## Exercise goal
Set down, in full, every record in the block.

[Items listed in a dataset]
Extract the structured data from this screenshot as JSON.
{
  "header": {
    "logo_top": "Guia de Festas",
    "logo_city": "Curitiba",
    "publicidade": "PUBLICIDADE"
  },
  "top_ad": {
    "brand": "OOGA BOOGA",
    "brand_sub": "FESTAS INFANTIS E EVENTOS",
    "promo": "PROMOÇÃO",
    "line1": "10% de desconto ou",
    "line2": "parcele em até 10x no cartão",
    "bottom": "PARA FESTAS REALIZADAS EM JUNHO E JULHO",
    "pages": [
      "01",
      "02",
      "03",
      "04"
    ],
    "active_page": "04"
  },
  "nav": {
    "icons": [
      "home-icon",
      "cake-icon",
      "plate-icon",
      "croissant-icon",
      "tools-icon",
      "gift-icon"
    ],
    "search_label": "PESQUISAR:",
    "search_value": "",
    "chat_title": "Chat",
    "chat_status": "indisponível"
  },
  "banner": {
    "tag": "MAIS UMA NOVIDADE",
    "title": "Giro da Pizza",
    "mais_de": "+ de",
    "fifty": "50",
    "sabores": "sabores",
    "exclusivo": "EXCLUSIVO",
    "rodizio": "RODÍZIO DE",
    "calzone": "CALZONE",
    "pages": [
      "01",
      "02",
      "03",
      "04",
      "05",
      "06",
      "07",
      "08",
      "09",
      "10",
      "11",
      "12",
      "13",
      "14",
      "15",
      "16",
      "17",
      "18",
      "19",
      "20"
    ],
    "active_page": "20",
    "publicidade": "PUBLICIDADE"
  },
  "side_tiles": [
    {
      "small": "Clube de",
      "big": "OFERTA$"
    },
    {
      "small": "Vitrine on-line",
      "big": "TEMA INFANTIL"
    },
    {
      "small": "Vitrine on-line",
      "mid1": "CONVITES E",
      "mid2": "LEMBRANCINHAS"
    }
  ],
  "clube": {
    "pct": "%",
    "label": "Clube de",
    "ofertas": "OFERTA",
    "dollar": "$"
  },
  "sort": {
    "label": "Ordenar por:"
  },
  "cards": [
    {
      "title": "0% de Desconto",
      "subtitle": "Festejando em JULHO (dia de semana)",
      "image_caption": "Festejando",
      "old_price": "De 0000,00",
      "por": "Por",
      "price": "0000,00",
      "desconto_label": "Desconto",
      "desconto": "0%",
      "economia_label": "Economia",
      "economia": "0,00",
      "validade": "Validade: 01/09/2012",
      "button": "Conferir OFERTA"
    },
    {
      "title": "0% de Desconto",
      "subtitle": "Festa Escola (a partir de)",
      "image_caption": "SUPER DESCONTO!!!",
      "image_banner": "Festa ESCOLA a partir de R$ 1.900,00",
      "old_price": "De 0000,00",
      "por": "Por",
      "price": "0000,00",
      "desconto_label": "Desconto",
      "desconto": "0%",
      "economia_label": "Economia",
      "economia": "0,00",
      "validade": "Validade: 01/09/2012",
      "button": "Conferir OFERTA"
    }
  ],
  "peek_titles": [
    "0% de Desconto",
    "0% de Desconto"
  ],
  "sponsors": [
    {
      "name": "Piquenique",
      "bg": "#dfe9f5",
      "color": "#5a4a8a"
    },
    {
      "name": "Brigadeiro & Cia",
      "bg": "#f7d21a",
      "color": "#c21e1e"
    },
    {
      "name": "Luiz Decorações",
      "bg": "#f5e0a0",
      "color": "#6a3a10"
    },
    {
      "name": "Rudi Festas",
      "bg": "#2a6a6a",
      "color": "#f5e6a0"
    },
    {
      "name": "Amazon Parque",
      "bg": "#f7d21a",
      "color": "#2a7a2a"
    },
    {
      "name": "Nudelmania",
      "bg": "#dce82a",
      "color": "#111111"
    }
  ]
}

## Final answer
Extract the structured data from this screenshot as JSON.
{
  "header": {
    "logo_top": "Guia de Festas",
    "logo_city": "Curitiba",
    "publicidade": "PUBLICIDADE"
  },
  "top_ad": {
    "brand": "OOGA BOOGA",
    "brand_sub": "FESTAS INFANTIS E EVENTOS",
    "promo": "PROMOÇÃO",
    "line1": "10% de desconto ou",
    "line2": "parcele em até 10x no cartão",
    "bottom": "PARA FESTAS REALIZADAS EM JUNHO E JULHO",
    "pages": [
      "01",
      "02",
      "03",
      "04"
    ],
    "active_page": "04"
  },
  "nav": {
    "icons": [
      "home-icon",
      "cake-icon",
      "plate-icon",
      "croissant-icon",
      "tools-icon",
      "gift-icon"
    ],
    "search_label": "PESQUISAR:",
    "search_value": "",
    "chat_title": "Chat",
    "chat_status": "indisponível"
  },
  "banner": {
    "tag": "MAIS UMA NOVIDADE",
    "title": "Giro da Pizza",
    "mais_de": "+ de",
    "fifty": "50",
    "sabores": "sabores",
    "exclusivo": "EXCLUSIVO",
    "rodizio": "RODÍZIO DE",
    "calzone": "CALZONE",
    "pages": [
      "01",
      "02",
      "03",
      "04",
      "05",
      "06",
      "07",
      "08",
      "09",
      "10",
      "11",
      "12",
      "13",
      "14",
      "15",
      "16",
      "17",
      "18",
      "19",
      "20"
    ],
    "active_page": "20",
    "publicidade": "PUBLICIDADE"
  },
  "side_tiles": [
    {
      "small": "Clube de",
      "big": "OFERTA$"
    },
    {
      "small": "Vitrine on-line",
      "big": "TEMA INFANTIL"
    },
    {
      "small": "Vitrine on-line",
      "mid1": "CONVITES E",
      "mid2": "LEMBRANCINHAS"
    }
  ],
  "clube": {
    "pct": "%",
    "label": "Clube de",
    "ofertas": "OFERTA",
    "dollar": "$"
  },
  "sort": {
    "label": "Ordenar por:"
  },
  "cards": [
    {
      "title": "0% de Desconto",
      "subtitle": "Festejando em JULHO (dia de semana)",
      "image_caption": "Festejando",
      "old_price": "De 0000,00",
      "por": "Por",
      "price": "0000,00",
      "desconto_label": "Desconto",
      "desconto": "0%",
      "economia_label": "Economia",
      "economia": "0,00",
      "validade": "Validade: 01/09/2012",
      "button": "Conferir OFERTA"
    },
    {
      "title": "0% de Desconto",
      "subtitle": "Festa Escola (a partir de)",
      "image_caption": "SUPER DESCONTO!!!",
      "image_banner": "Festa ESCOLA a partir de R$ 1.900,00",
      "old_price": "De 0000,00",
      "por": "Por",
      "price": "0000,00",
      "desconto_label": "Desconto",
      "desconto": "0%",
      "economia_label": "Economia",
      "economia": "0,00",
      "validade": "Validade: 01/09/2012",
      "button": "Conferir OFERTA"
    }
  ],
  "peek_titles": [
    "0% de Desconto",
    "0% de Desconto"
  ],
  "sponsors": [
    {
      "name": "Piquenique",
      "bg": "#dfe9f5",
      "color": "#5a4a8a"
    },
    {
      "name": "Brigadeiro & Cia",
      "bg": "#f7d21a",
      "color": "#c21e1e"
    },
    {
      "name": "Luiz Decorações",
      "bg": "#f5e0a0",
      "color": "#6a3a10"
    },
    {
      "name": "Rudi Festas",
      "bg": "#2a6a6a",
      "color": "#f5e6a0"
    },
    {
      "name": "Amazon Parque",
      "bg": "#f7d21a",
      "color": "#2a7a2a"
    },
    {
      "name": "Nudelmania",
      "bg": "#dce82a",
      "color": "#111111"
    }
  ]
}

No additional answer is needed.